>>>

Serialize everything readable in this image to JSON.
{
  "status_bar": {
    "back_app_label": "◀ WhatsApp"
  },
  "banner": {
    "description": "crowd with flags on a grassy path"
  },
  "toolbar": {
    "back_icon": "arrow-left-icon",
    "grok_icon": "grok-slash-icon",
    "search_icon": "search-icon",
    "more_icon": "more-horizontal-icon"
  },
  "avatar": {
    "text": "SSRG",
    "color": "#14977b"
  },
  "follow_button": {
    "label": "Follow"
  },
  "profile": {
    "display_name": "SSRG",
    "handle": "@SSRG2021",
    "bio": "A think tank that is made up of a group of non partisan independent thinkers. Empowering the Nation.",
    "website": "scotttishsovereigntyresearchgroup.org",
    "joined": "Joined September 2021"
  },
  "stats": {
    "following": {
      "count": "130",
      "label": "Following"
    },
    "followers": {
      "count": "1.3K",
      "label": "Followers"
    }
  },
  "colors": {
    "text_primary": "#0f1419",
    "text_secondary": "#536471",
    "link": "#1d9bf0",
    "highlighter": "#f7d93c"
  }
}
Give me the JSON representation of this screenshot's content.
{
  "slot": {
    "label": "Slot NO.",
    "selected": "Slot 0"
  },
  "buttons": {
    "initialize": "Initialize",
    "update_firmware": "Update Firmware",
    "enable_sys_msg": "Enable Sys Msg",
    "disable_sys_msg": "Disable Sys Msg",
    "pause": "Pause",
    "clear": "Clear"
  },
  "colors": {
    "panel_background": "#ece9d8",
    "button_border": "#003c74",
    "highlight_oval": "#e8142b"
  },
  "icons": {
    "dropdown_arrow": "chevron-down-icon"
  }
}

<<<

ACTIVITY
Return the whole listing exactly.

RESULT OF THE EXERCISE
Serialize everything readable in this image to JSON.
{
  "status_bar": {
    "back_app_label": "◀ WhatsApp"
  },
  "banner": {
    "description": "crowd with flags on a grassy path"
  },
  "toolbar": {
    "back_icon": "arrow-left-icon",
    "grok_icon": "grok-slash-icon",
    "search_icon": "search-icon",
    "more_icon": "more-horizontal-icon"
  },
  "avatar": {
    "text": "SSRG",
    "color": "#14977b"
  },
  "follow_button": {
    "label": "Follow"
  },
  "profile": {
    "display_name": "SSRG",
    "handle": "@SSRG2021",
    "bio": "A think tank that is made up of a group of non partisan independent thinkers. Empowering the Nation.",
    "website": "scotttishsovereigntyresearchgroup.org",
    "joined": "Joined September 2021"
  },
  "stats": {
    "following": {
      "count": "130",
      "label": "Following"
    },
    "followers": {
      "count": "1.3K",
      "label": "Followers"
    }
  },
  "colors": {
    "text_primary": "#0f1419",
    "text_secondary": "#536471",
    "link": "#1d9bf0",
    "highlighter": "#f7d93c"
  }
}
Give me the JSON representation of this screenshot's content.
{
  "slot": {
    "label": "Slot NO.",
    "selected": "Slot 0"
  },
  "buttons": {
    "initialize": "Initialize",
    "update_firmware": "Update Firmware",
    "enable_sys_msg": "Enable Sys Msg",
    "disable_sys_msg": "Disable Sys Msg",
    "pause": "Pause",
    "clear": "Clear"
  },
  "colors": {
    "panel_background": "#ece9d8",
    "button_border": "#003c74",
    "highlight_oval": "#e8142b"
  },
  "icons": {
    "dropdown_arrow": "chevron-down-icon"
  }
}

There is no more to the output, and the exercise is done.